* TASK DETAILS
Your copy should hold every record exactly and no images.

* GIVEN ENTRIES

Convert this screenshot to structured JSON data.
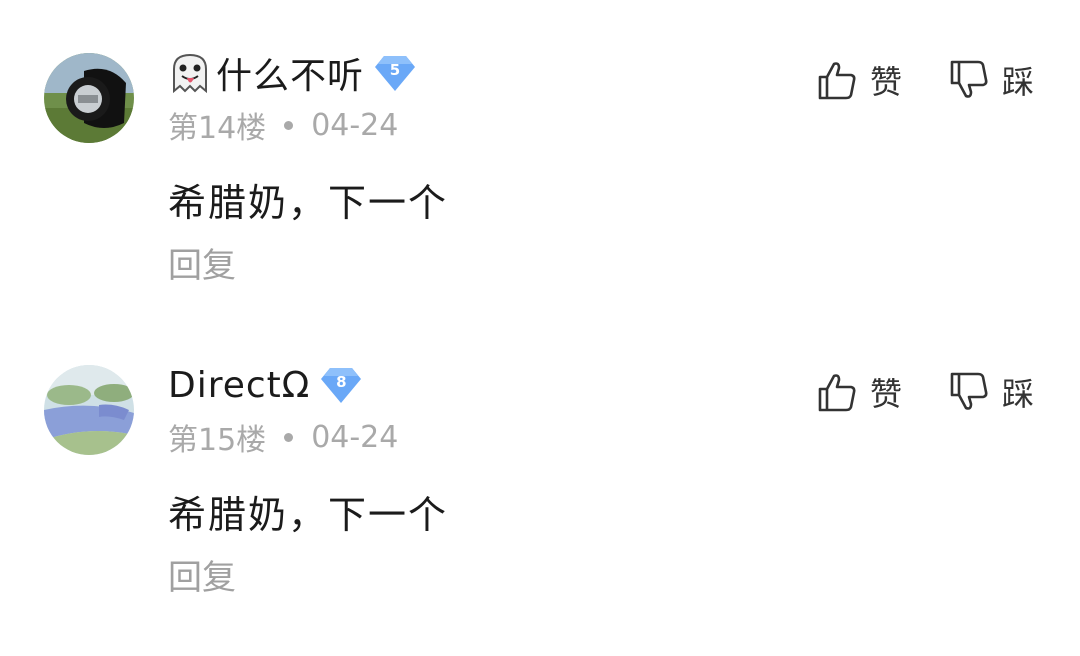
{
  "comments": [
    {
      "username": "什么不听",
      "level": "5",
      "floor": "第14楼",
      "date": "04-24",
      "text": "希腊奶，下一个",
      "reply_label": "回复",
      "like_label": "赞",
      "dislike_label": "踩",
      "name_prefix_icon": "ghost-emoji-icon"
    },
    {
      "username": "DirectΩ",
      "level": "8",
      "floor": "第15楼",
      "date": "04-24",
      "text": "希腊奶，下一个",
      "reply_label": "回复",
      "like_label": "赞",
      "dislike_label": "踩"
    }
  ],
  "colors": {
    "badge": "#6aa8f7",
    "meta_text": "#a9a9a9",
    "body_text": "#1b1b1b"
  }
}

* EXERCISE RESPONSE
Convert this screenshot to structured JSON data.
{
  "comments": [
    {
      "username": "什么不听",
      "level": "5",
      "floor": "第14楼",
      "date": "04-24",
      "text": "希腊奶，下一个",
      "reply_label": "回复",
      "like_label": "赞",
      "dislike_label": "踩",
      "name_prefix_icon": "ghost-emoji-icon"
    },
    {
      "username": "DirectΩ",
      "level": "8",
      "floor": "第15楼",
      "date": "04-24",
      "text": "希腊奶，下一个",
      "reply_label": "回复",
      "like_label": "赞",
      "dislike_label": "踩"
    }
  ],
  "colors": {
    "badge": "#6aa8f7",
    "meta_text": "#a9a9a9",
    "body_text": "#1b1b1b"
  }
}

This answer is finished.